Computers can do a lot of things. If you've ever programmed, you might think you can theoretically write a program that does anything. But it turns out there are things you can't program, no matter how clever you are! You'll see some examples of these functions and learn more about what computers are actually capable of.


W10937: Food tongue 101 in Splash 2016 (Nov. 19 - 20, 2016)
Come learn food tongue, a language in which every word is a food, by immersion!


M11106: Counting Beyond Infinity in Splash 2016 (Nov. 19 - 20, 2016)
What if you started counting and never stopped? In this class, we'll talk about ordinals, the numbers you get by doing this. We'll see many types of infinity and do strange and exciting things with them!

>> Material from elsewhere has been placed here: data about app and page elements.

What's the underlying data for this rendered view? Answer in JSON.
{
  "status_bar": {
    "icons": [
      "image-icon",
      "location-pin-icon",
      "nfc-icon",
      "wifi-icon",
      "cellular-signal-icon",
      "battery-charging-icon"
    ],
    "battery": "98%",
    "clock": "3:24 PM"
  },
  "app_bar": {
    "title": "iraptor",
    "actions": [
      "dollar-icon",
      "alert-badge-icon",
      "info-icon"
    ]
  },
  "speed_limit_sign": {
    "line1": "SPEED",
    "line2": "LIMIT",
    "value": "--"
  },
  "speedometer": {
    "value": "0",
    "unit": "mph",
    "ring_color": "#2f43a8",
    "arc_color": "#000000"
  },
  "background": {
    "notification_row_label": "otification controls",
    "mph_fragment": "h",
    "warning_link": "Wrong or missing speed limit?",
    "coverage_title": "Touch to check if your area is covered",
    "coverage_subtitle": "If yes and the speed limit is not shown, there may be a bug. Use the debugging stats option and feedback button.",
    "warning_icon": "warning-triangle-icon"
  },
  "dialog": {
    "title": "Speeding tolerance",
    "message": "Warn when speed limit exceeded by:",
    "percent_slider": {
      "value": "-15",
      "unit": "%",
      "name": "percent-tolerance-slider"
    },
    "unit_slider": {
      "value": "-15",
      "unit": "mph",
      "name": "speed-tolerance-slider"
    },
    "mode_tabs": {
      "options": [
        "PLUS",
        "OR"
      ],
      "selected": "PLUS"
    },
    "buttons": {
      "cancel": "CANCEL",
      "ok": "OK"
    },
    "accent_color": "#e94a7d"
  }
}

M10535: How to Win Games in HSSP Summer 2016 (Jul. 10, 2016)
We play a game, starting with 100 berries. On your turn, you eat between 1 and 5 berries, and the person who eats the last person wins. What's the best strategy? We'll talk about a large class of games like this (called impartial games), and learn how to win all of them. If there's time at the end we'll talk briefly about partisan games, where the legal moves are different for different players.


M10397: mathmathmathmathmathmath in Spark 2016 (Mar. 12 - 13, 2016)
There's so much awesome math to do that we couldn't pick just one thing to teach. Join us for a class of small snippets of cool math! Bring your own questions or be ready to choose your favorite topics from our list, and we'll see how much cool math we can show you in 50 minutes!


M10439: Cellular Automata in Spark 2016 (Mar. 12 - 13, 2016)
A cellular automaton is a grid of cells that changes according to simple rules, but can have complicated behavior. The most famous one is Conway's Game of Life. We'll discuss 1- and 2- dimensional automata, look at cool patterns they can produce, and see just how powerful they can be.


M9717: How Mathematicians Get Dates in Splash 2015 (Nov. 21 - 22, 2015)
Suppose you have N men and N women, and each of them submits preference rankings for the other set of people. It's your job to pair them up to go to a dance, but you need to make sure that nobody wants to cheat: make sure no pair of people likes each other better than their partners. Can you always make it work? What if the women bribe you to care more about their preferences? What if the situation isn't so ridiculously heteronormative? Aah! Matching is hard!


W9718: Learn Food Tongue by Immersion in Splash 2015 (Nov. 21 - 22, 2015)
Mint-apple sauce food tongue. Pear spinach sauce food tongue. Pear wonton pasta-peach-sauce food tongue? Pear shrimp kumquat plantain mint-apple clam peach-sauce pear!


M9934: The Banach-Tarski Theorem in Splash 2015 (Nov. 21 - 22, 2015)
What's a good anagram for Banach-Tarski? Banach-Tarski Banach-Tarski. Come learn how to cut a ball into 5 pieces and reassemble them into two balls of the same size! All you need is an infinitely sharp knife, an infinitely divisible ball, and the Axiom of Choice. Disclaimer: the Banach-Tarski Theorem, despite popular belief, is not actually a paradox.